Charles Swindoll* once wrote: Three timeless lessons ring through my head as I look at these scenes in David’s life. First, God’s solutions are often strange and simple, so be open. We try to make God complex and complicated. He isn’t. Amid all the complications with Saul and the throne, God simply said to Samuel, “Go where I tell you to go. I’ve got a simple answer. A new man. You just follow Me and I’ll show you.” Don’t make the carrying out of God’s will complicated. It isn’t. Stay open to His strange yet simple solutions.


Second, God’s promotions are usually sudden and surprising. At the time you least expect it, it will come. Just like His Son’s return from heaven. Suddenly and surprisingly He will split the clouds and be with us. Just when we expect Him the least He’ll be there, like a thief in the night. And that’s the way His promotions are. He watches you as you faithfully carry out your tasks and He says to you, “I know what I’m doing. In a sudden and surprising moment, be ready. I know where you are, and I know how to find you. Just stay ready as you carry out your job.”


Third, God’s selections are always sovereign and true.
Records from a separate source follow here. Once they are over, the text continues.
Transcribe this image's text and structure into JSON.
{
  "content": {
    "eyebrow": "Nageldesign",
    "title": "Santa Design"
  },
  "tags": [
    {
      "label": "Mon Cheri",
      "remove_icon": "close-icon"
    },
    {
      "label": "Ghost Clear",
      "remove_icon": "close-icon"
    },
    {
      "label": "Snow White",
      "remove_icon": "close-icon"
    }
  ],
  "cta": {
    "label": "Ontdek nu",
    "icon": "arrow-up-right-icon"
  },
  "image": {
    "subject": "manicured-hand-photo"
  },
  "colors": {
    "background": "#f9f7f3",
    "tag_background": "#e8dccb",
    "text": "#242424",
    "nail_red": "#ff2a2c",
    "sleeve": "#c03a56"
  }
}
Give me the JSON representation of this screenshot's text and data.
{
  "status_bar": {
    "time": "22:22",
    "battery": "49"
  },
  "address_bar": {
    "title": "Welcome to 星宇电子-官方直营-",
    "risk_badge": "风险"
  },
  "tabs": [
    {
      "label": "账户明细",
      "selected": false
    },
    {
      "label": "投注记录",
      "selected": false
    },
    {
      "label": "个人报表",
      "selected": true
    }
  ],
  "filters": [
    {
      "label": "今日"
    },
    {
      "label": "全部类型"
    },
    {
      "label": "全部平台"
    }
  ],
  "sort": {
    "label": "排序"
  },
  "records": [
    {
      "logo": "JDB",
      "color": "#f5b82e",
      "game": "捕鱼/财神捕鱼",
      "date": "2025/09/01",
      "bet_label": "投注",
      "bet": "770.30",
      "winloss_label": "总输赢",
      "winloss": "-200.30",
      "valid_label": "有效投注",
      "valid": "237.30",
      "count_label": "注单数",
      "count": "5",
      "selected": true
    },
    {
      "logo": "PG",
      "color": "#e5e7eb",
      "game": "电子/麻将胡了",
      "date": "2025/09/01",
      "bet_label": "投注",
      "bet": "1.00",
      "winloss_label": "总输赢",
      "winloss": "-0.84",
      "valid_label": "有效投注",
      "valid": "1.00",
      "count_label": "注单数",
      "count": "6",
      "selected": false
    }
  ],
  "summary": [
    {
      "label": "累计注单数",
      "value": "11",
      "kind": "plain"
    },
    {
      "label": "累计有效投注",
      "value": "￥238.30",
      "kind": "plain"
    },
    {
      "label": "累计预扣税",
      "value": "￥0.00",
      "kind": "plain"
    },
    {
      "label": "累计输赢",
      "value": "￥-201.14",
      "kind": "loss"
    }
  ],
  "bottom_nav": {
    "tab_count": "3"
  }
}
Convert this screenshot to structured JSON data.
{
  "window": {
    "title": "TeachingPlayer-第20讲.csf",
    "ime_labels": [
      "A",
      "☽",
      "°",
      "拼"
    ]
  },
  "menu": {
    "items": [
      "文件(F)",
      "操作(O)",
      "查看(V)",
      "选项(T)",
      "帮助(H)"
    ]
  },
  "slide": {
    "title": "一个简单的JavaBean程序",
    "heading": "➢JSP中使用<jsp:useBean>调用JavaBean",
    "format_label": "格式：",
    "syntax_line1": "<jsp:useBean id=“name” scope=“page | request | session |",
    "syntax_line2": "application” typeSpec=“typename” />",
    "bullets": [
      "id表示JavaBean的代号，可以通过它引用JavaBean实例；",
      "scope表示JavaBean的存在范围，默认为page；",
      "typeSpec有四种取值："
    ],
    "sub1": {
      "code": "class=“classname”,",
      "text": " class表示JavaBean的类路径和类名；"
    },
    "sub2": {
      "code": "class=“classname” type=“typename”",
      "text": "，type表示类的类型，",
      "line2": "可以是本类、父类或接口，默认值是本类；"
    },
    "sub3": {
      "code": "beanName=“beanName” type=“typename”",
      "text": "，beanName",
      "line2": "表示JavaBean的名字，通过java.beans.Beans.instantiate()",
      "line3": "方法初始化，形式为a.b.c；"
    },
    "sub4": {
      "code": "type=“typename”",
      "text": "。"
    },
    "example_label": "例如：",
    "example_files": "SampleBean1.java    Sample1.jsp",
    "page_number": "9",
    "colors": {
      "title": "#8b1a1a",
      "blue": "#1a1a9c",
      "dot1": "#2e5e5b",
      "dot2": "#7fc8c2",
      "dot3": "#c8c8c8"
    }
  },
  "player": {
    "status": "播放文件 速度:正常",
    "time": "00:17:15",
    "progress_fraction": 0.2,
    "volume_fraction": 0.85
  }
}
That applies to choosing a mate as well as losing

a mate. It applies to our being moved from one place to another, even though we thought we’d remain where we are for years. It also applies to those God appoints to fill the shoes of another. How easy it is to second-guess God’s selections! How necessary, when tempted to do that, to remind ourselves that God’s selections are sure and certain.


God is looking at our township, our city, our neighborhood, and he’s looking for people to whom he can say, “I want to use you there. Because you have proven yourself faithful in the small things.” The only difference is geography. Our calling is to be faithful in the demanding tasks, whether it is in our education, our marriage, our occupation, or just the daily grind of life. That’s the kind of women and men God will use today.


Swindoll also writes: The year 1809 was a very good year. Of course those who were alive that year didn’t know that. Only history tells the story. Those who were living in 1809 were focused on Napoleon who was marching across Austria like a fire across a Kansas wheat field. As hamlets, villages, and cities fell into his grip, people began to wonder if all the world would someday fall into his hands.

During that same period of time, thousands of babies were born in Britain and in America. But who cared about babies and bottles and cribs and cradles while Napoleon was doing what he did in Austria.


Well, someone should have cared, because in 1809 William Gladstone was born in Liverpool. Alfred Tennyson began his life in Lincolnshire. Oliver Wendell Holmes cried out for the first time in Cambridge, Massachusetts. A few miles away in Boston, Edgar Allan Poe began his brief and tragic sojourn on earth. That same year, Charles Darwin wore his first diaper. And in a little log cabin in Hardin County, Kentucky, an illiterate laborer and his wife named their newborn son Abraham Lincoln.


The lives of these statesmen, writers, and thinkers would mark the genesis of an era. But nobody cared about those nobodies while Napoleon was moving through Austria. The strange thing is, today only history buffs could name one battle that Napoleon fought in Austria. But there is not one person alive today that has not been touched in some way by the lives of those men I’ve just named. In 1809 they were nobodies nobody noticed.


If you and I had been Israelites living around the year 1020 B.C., the same could have been said of us. All of our attention would have been focused upon a man named Saul, the first king of Israel. He was the focal point of the Jewish world at that time. He was taking the country by storm. Meanwhile, a “nobody” was keeping the sheep for his father on the Judean hillsides near the hamlet of Bethlehem. A little boy named David that nobody noticed—except God. *Charles Swindoll © 1977, Word Publishing, Dallas, TX, p. 23-25.


When the prophet Samuel came to Bethlehem that day, David became The Anointed One of God, “and from that day on the spirit of the Lord came powerfully upon David” (v. 13).


May the Spirit of the Lord come powerfully upon every one of us nobodies, and upon our church, so that the glory of God’s name may be made known throughout the world. Amen.